*Exercise details*
What is needed is an exact copy of the records, with the images left out.

*Records for this exercise*
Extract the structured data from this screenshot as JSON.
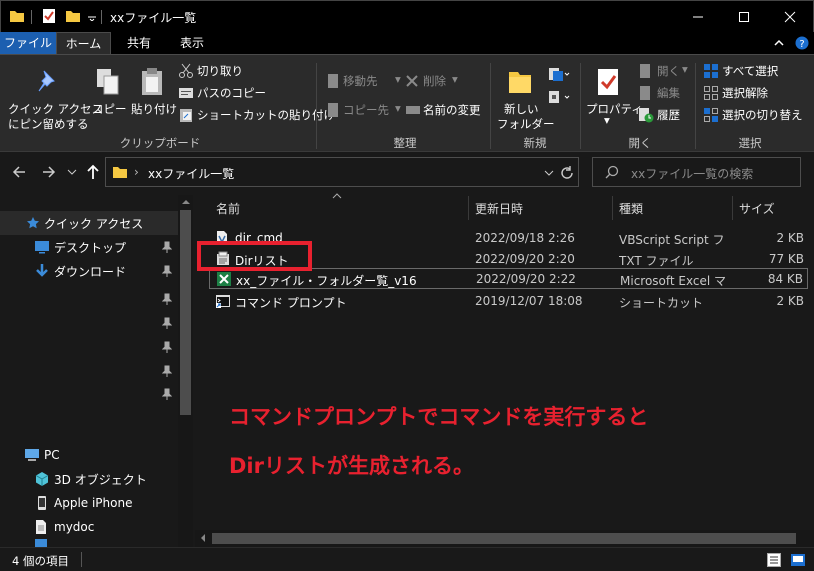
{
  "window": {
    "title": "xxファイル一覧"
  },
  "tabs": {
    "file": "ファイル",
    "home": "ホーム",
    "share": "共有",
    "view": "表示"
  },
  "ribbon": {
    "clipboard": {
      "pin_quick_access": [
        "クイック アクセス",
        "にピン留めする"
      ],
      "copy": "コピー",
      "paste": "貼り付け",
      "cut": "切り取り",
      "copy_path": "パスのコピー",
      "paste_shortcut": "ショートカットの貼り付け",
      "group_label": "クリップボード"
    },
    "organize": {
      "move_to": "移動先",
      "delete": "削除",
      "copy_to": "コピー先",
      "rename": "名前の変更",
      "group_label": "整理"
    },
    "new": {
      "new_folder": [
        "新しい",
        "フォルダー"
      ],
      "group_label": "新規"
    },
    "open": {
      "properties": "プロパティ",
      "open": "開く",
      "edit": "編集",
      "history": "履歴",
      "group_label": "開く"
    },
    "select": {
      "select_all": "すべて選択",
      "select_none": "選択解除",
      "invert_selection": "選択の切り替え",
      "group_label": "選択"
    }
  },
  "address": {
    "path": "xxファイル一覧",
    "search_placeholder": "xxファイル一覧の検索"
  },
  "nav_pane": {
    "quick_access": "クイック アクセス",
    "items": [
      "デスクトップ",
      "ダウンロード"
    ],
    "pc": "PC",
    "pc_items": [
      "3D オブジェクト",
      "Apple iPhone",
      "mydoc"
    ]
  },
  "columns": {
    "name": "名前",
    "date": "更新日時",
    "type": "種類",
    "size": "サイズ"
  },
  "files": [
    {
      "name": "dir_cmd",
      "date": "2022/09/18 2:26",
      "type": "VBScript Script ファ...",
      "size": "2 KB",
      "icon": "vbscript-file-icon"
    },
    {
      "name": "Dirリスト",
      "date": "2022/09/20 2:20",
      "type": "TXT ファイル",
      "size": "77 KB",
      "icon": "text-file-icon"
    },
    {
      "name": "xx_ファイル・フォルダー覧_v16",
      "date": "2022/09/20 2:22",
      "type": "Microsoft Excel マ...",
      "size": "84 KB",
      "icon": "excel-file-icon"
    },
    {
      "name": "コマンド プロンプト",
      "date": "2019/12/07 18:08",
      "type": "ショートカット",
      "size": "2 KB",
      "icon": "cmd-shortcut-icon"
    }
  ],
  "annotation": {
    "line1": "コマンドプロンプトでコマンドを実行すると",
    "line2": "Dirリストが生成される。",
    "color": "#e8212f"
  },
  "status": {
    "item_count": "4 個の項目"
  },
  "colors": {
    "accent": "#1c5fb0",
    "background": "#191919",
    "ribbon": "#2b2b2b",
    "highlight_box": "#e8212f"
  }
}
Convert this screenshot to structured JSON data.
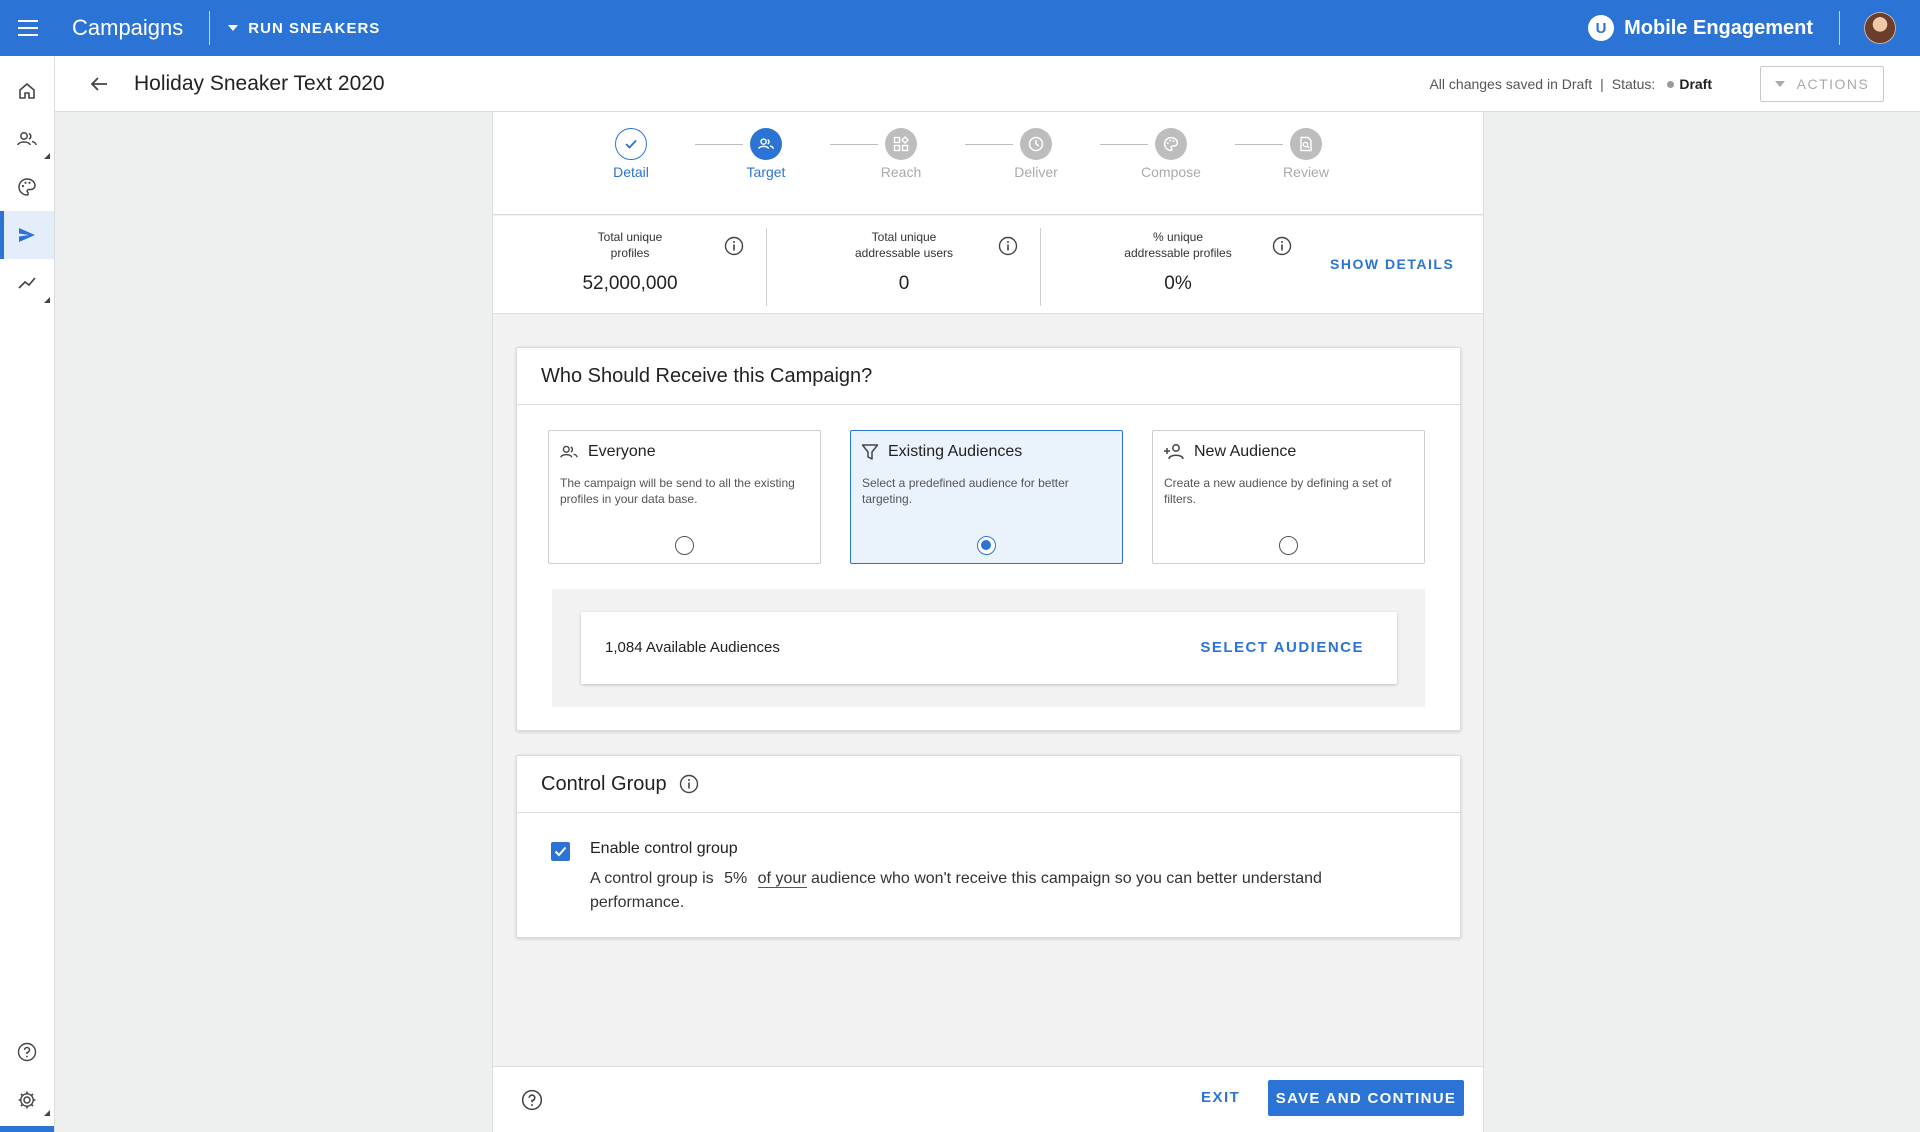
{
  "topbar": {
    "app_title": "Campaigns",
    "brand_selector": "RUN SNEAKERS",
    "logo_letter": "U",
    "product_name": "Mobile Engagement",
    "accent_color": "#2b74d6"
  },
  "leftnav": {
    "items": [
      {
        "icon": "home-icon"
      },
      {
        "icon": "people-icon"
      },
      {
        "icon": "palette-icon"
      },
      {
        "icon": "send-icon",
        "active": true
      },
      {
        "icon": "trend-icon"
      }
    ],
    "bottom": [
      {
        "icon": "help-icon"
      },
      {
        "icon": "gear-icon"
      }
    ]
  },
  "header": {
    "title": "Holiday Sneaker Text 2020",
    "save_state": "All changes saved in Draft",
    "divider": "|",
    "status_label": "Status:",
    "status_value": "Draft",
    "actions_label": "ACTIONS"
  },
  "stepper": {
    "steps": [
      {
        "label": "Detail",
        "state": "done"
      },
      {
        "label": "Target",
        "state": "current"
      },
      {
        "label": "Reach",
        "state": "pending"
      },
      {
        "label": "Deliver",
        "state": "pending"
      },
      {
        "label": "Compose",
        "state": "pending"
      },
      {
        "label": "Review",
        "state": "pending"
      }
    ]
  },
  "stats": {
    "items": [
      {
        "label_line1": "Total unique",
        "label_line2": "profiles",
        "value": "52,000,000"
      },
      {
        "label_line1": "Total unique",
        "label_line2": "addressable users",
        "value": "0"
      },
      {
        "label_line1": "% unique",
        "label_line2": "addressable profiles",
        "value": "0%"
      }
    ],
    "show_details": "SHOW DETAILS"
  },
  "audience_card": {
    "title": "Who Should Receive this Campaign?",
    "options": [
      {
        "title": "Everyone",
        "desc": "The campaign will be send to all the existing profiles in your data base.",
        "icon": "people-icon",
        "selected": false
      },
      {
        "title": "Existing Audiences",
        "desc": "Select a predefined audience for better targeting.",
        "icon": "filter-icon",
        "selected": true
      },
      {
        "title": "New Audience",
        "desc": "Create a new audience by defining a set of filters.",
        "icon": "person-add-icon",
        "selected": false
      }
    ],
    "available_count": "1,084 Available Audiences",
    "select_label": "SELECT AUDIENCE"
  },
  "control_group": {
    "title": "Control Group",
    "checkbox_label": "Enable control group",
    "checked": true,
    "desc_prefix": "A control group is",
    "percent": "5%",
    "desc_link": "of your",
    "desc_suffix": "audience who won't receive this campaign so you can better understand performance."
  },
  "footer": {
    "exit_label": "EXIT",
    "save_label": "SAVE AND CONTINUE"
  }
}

*Result below*
Extract the structured data from this screenshot as JSON.
{
  "window": {
    "title": "xxファイル一覧"
  },
  "tabs": {
    "file": "ファイル",
    "home": "ホーム",
    "share": "共有",
    "view": "表示"
  },
  "ribbon": {
    "clipboard": {
      "pin_quick_access": [
        "クイック アクセス",
        "にピン留めする"
      ],
      "copy": "コピー",
      "paste": "貼り付け",
      "cut": "切り取り",
      "copy_path": "パスのコピー",
      "paste_shortcut": "ショートカットの貼り付け",
      "group_label": "クリップボード"
    },
    "organize": {
      "move_to": "移動先",
      "delete": "削除",
      "copy_to": "コピー先",
      "rename": "名前の変更",
      "group_label": "整理"
    },
    "new": {
      "new_folder": [
        "新しい",
        "フォルダー"
      ],
      "group_label": "新規"
    },
    "open": {
      "properties": "プロパティ",
      "open": "開く",
      "edit": "編集",
      "history": "履歴",
      "group_label": "開く"
    },
    "select": {
      "select_all": "すべて選択",
      "select_none": "選択解除",
      "invert_selection": "選択の切り替え",
      "group_label": "選択"
    }
  },
  "address": {
    "path": "xxファイル一覧",
    "search_placeholder": "xxファイル一覧の検索"
  },
  "nav_pane": {
    "quick_access": "クイック アクセス",
    "items": [
      "デスクトップ",
      "ダウンロード"
    ],
    "pc": "PC",
    "pc_items": [
      "3D オブジェクト",
      "Apple iPhone",
      "mydoc"
    ]
  },
  "columns": {
    "name": "名前",
    "date": "更新日時",
    "type": "種類",
    "size": "サイズ"
  },
  "files": [
    {
      "name": "dir_cmd",
      "date": "2022/09/18 2:26",
      "type": "VBScript Script ファ...",
      "size": "2 KB",
      "icon": "vbscript-file-icon"
    },
    {
      "name": "Dirリスト",
      "date": "2022/09/20 2:20",
      "type": "TXT ファイル",
      "size": "77 KB",
      "icon": "text-file-icon"
    },
    {
      "name": "xx_ファイル・フォルダー覧_v16",
      "date": "2022/09/20 2:22",
      "type": "Microsoft Excel マ...",
      "size": "84 KB",
      "icon": "excel-file-icon"
    },
    {
      "name": "コマンド プロンプト",
      "date": "2019/12/07 18:08",
      "type": "ショートカット",
      "size": "2 KB",
      "icon": "cmd-shortcut-icon"
    }
  ],
  "annotation": {
    "line1": "コマンドプロンプトでコマンドを実行すると",
    "line2": "Dirリストが生成される。",
    "color": "#e8212f"
  },
  "status": {
    "item_count": "4 個の項目"
  },
  "colors": {
    "accent": "#1c5fb0",
    "background": "#191919",
    "ribbon": "#2b2b2b",
    "highlight_box": "#e8212f"
  }
}
Convert this screenshot to structured JSON data.
{
  "topbar": {
    "app_title": "Campaigns",
    "brand_selector": "RUN SNEAKERS",
    "logo_letter": "U",
    "product_name": "Mobile Engagement",
    "accent_color": "#2b74d6"
  },
  "leftnav": {
    "items": [
      {
        "icon": "home-icon"
      },
      {
        "icon": "people-icon"
      },
      {
        "icon": "palette-icon"
      },
      {
        "icon": "send-icon",
        "active": true
      },
      {
        "icon": "trend-icon"
      }
    ],
    "bottom": [
      {
        "icon": "help-icon"
      },
      {
        "icon": "gear-icon"
      }
    ]
  },
  "header": {
    "title": "Holiday Sneaker Text 2020",
    "save_state": "All changes saved in Draft",
    "divider": "|",
    "status_label": "Status:",
    "status_value": "Draft",
    "actions_label": "ACTIONS"
  },
  "stepper": {
    "steps": [
      {
        "label": "Detail",
        "state": "done"
      },
      {
        "label": "Target",
        "state": "current"
      },
      {
        "label": "Reach",
        "state": "pending"
      },
      {
        "label": "Deliver",
        "state": "pending"
      },
      {
        "label": "Compose",
        "state": "pending"
      },
      {
        "label": "Review",
        "state": "pending"
      }
    ]
  },
  "stats": {
    "items": [
      {
        "label_line1": "Total unique",
        "label_line2": "profiles",
        "value": "52,000,000"
      },
      {
        "label_line1": "Total unique",
        "label_line2": "addressable users",
        "value": "0"
      },
      {
        "label_line1": "% unique",
        "label_line2": "addressable profiles",
        "value": "0%"
      }
    ],
    "show_details": "SHOW DETAILS"
  },
  "audience_card": {
    "title": "Who Should Receive this Campaign?",
    "options": [
      {
        "title": "Everyone",
        "desc": "The campaign will be send to all the existing profiles in your data base.",
        "icon": "people-icon",
        "selected": false
      },
      {
        "title": "Existing Audiences",
        "desc": "Select a predefined audience for better targeting.",
        "icon": "filter-icon",
        "selected": true
      },
      {
        "title": "New Audience",
        "desc": "Create a new audience by defining a set of filters.",
        "icon": "person-add-icon",
        "selected": false
      }
    ],
    "available_count": "1,084 Available Audiences",
    "select_label": "SELECT AUDIENCE"
  },
  "control_group": {
    "title": "Control Group",
    "checkbox_label": "Enable control group",
    "checked": true,
    "desc_prefix": "A control group is",
    "percent": "5%",
    "desc_link": "of your",
    "desc_suffix": "audience who won't receive this campaign so you can better understand performance."
  },
  "footer": {
    "exit_label": "EXIT",
    "save_label": "SAVE AND CONTINUE"
  }
}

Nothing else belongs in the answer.